#### What to work on:
Number of lines below with the word "imshow": give it and nothing more.

+++

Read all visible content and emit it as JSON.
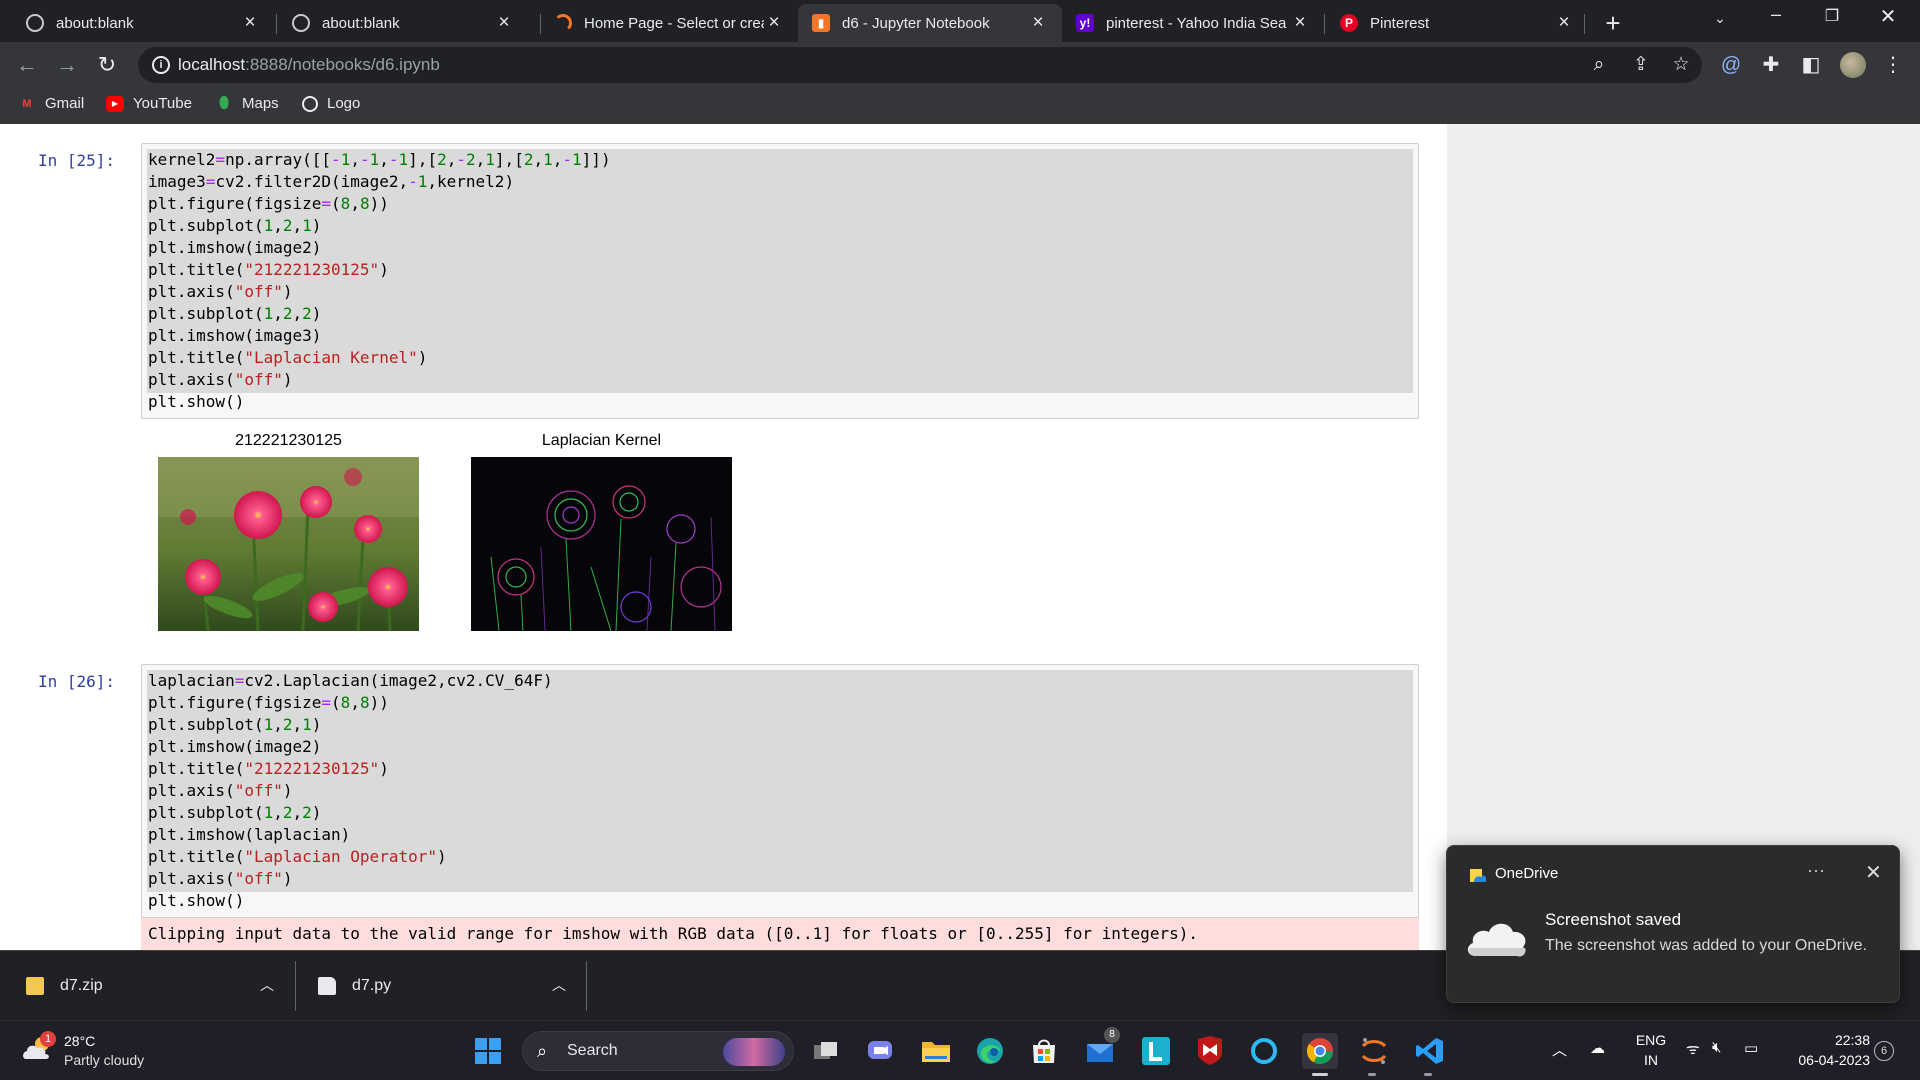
{
  "browser": {
    "tabs": [
      {
        "title": "about:blank",
        "icon": "globe-icon"
      },
      {
        "title": "about:blank",
        "icon": "globe-icon"
      },
      {
        "title": "Home Page - Select or crea",
        "icon": "loading-icon"
      },
      {
        "title": "d6 - Jupyter Notebook",
        "icon": "jupyter-icon"
      },
      {
        "title": "pinterest - Yahoo India Sea",
        "icon": "yahoo-icon"
      },
      {
        "title": "Pinterest",
        "icon": "pinterest-icon"
      }
    ],
    "active_tab": 3,
    "url": {
      "host": "localhost",
      "path": ":8888/notebooks/d6.ipynb"
    },
    "bookmarks": [
      {
        "label": "Gmail",
        "icon": "gmail-icon"
      },
      {
        "label": "YouTube",
        "icon": "youtube-icon"
      },
      {
        "label": "Maps",
        "icon": "maps-icon"
      },
      {
        "label": "Logo",
        "icon": "globe-icon"
      }
    ]
  },
  "notebook": {
    "cell25": {
      "prompt": "In [25]:",
      "code": [
        "kernel2=np.array([[-1,-1,-1],[2,-2,1],[2,1,-1]])",
        "image3=cv2.filter2D(image2,-1,kernel2)",
        "plt.figure(figsize=(8,8))",
        "plt.subplot(1,2,1)",
        "plt.imshow(image2)",
        "plt.title(\"212221230125\")",
        "plt.axis(\"off\")",
        "plt.subplot(1,2,2)",
        "plt.imshow(image3)",
        "plt.title(\"Laplacian Kernel\")",
        "plt.axis(\"off\")",
        "plt.show()"
      ],
      "output_titles": [
        "212221230125",
        "Laplacian Kernel"
      ]
    },
    "cell26": {
      "prompt": "In [26]:",
      "code": [
        "laplacian=cv2.Laplacian(image2,cv2.CV_64F)",
        "plt.figure(figsize=(8,8))",
        "plt.subplot(1,2,1)",
        "plt.imshow(image2)",
        "plt.title(\"212221230125\")",
        "plt.axis(\"off\")",
        "plt.subplot(1,2,2)",
        "plt.imshow(laplacian)",
        "plt.title(\"Laplacian Operator\")",
        "plt.axis(\"off\")",
        "plt.show()"
      ],
      "stderr": "Clipping input data to the valid range for imshow with RGB data ([0..1] for floats or [0..255] for integers)."
    }
  },
  "downloads": [
    {
      "name": "d7.zip",
      "icon": "zip-file-icon"
    },
    {
      "name": "d7.py",
      "icon": "python-file-icon"
    }
  ],
  "toast": {
    "app": "OneDrive",
    "heading": "Screenshot saved",
    "body": "The screenshot was added to your OneDrive."
  },
  "taskbar": {
    "weather_temp": "28°C",
    "weather_desc": "Partly cloudy",
    "weather_badge": "1",
    "search_label": "Search",
    "mail_badge": "8",
    "lang_line1": "ENG",
    "lang_line2": "IN",
    "time": "22:38",
    "date": "06-04-2023",
    "notification_count": "6"
  },
  "colors": {
    "accent_jupyter": "#f37626",
    "prompt_blue": "#303f9f",
    "string_red": "#ba2121",
    "number_green": "#008000",
    "stderr_bg": "#ffdddd"
  }
}
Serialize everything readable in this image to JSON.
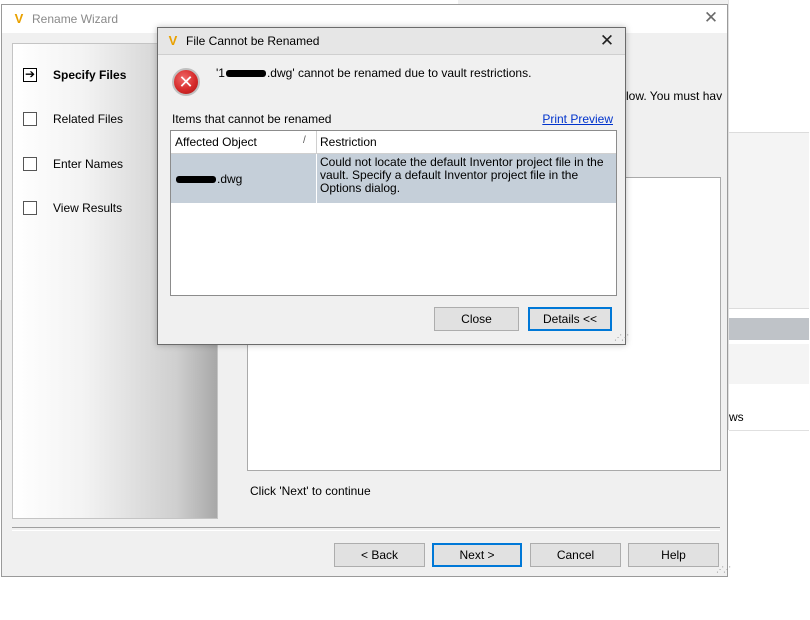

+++

#### Response box:
5